Thanks to immunity, treatment, and an intrinsically less severe Omicron, the case fatality rate (CFR) continues to decline in the Untied States and across the globe. We’re seeing a similar pattern in infection fatality rate (IFR— which takes into account asymptomatic and non-reporting) in the U.K. But, as seen in the second graph below, IFR is still about two times higher than the flu. (Keep in mind this means U.S.’s IFR is about two times higher than the U.K.’s). Even though COVID19 is getting less and less lethal on an individual-level, COVID19 is also getting more and more transmissible. In places like the U.S. with suboptimal vaccination breadth and depth, the two are essentially cancelling each other out and COVID19 continues to make a big impact on population-level metrics, like death.
In the United States, 67.7% of people aged 5+ have the primary series (63.7% of the total population). And, as we’ve seen in previous waves, Omicron’s silver lining was that more people got their first dose. This uptick was modest; the Kaiser Family Foundation reported only 8% of unvaccinated adults said Omicron made them more likely to get vaccinated. We are inching closer and closer to vaccination saturation. Yet vaccination rates continue to be disproportionately spread across a variety of sociodemographic groups.
Among those who are vaccinated, only 41.3% are boosted. Even more worrisome to me is that only 64% of Americans 65+ years have a booster, as they are more likely to have severe breakthrough cases than younger populations. The number one reason people aren’t boosted is because they “don’t need it/don’t feel at risk from COVID” followed by “ineligible (hasn’t been long enough since last shot)” and “don't think it will be effective.” But the story continues to be clear: Boosters do help against infection, hospitalization, and death. But certainly not as much as getting vaccinated in the first place.
Have a wonderful week! YLE
“Your Local Epidemiologist (YLE)” is written by Dr. Katelyn Jetelina, MPH PhD—an epidemiologist, biostatistician, professor, researcher, wife, and mom of two little girls. During the day she has a research lab and teaches graduate-level courses, but at night she writes this newsletter. Her main goal is to “translate” the ever-evolving public health science so that people will be well equipped to make evidence-based decisions.
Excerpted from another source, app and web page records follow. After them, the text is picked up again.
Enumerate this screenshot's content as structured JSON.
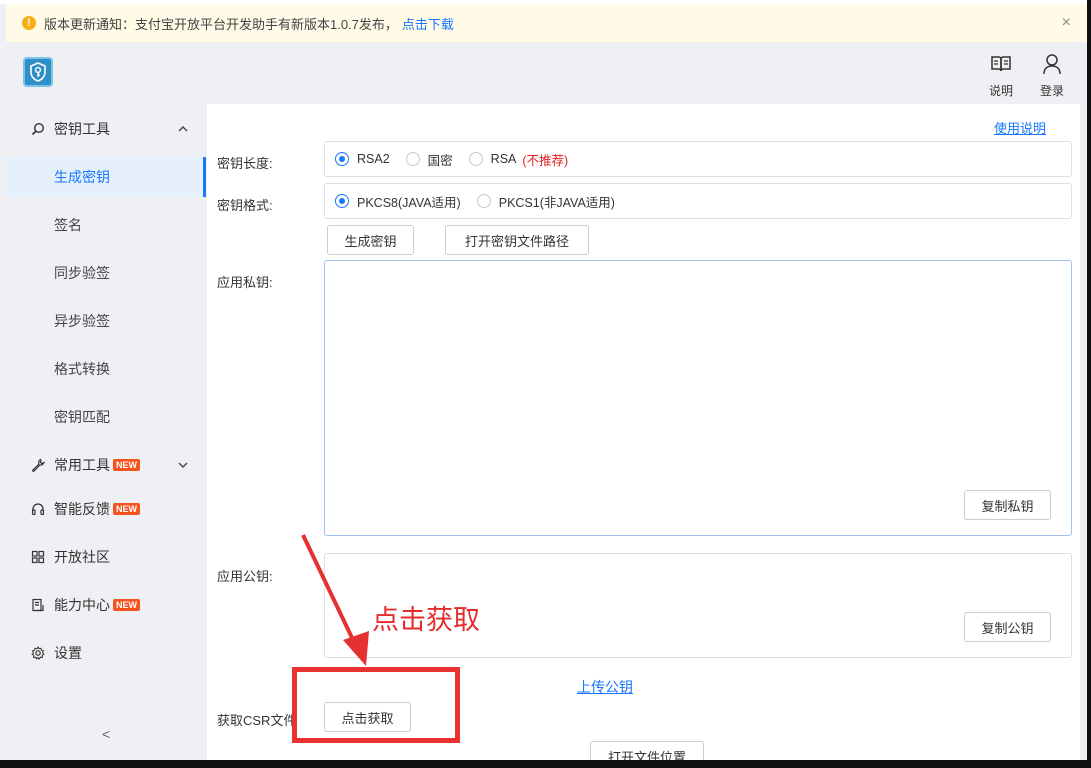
{
  "notice": {
    "text": "版本更新通知：支付宝开放平台开发助手有新版本1.0.7发布，",
    "link": "点击下载",
    "close": "×"
  },
  "header": {
    "help_label": "说明",
    "login_label": "登录"
  },
  "sidebar": {
    "key_tools": "密钥工具",
    "sub_items": [
      "生成密钥",
      "签名",
      "同步验签",
      "异步验签",
      "格式转换",
      "密钥匹配"
    ],
    "common_tools": "常用工具",
    "feedback": "智能反馈",
    "community": "开放社区",
    "capability": "能力中心",
    "settings": "设置",
    "badge": "NEW",
    "collapse": "<"
  },
  "content": {
    "usage_link": "使用说明",
    "key_length_label": "密钥长度:",
    "key_length_options": [
      "RSA2",
      "国密",
      "RSA"
    ],
    "not_recommended": "(不推荐)",
    "key_format_label": "密钥格式:",
    "key_format_options": [
      "PKCS8(JAVA适用)",
      "PKCS1(非JAVA适用)"
    ],
    "generate_btn": "生成密钥",
    "open_path_btn": "打开密钥文件路径",
    "private_key_label": "应用私钥:",
    "copy_private_btn": "复制私钥",
    "public_key_label": "应用公钥:",
    "copy_public_btn": "复制公钥",
    "upload_link": "上传公钥",
    "csr_label": "获取CSR文件",
    "csr_btn": "点击获取",
    "open_file_btn": "打开文件位置"
  },
  "annotation": {
    "text": "点击获取",
    "color": "#e5312f"
  }
}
This newsletter is free thanks to the generous support of fellow YLE community members. To support the effort, please subscribe here: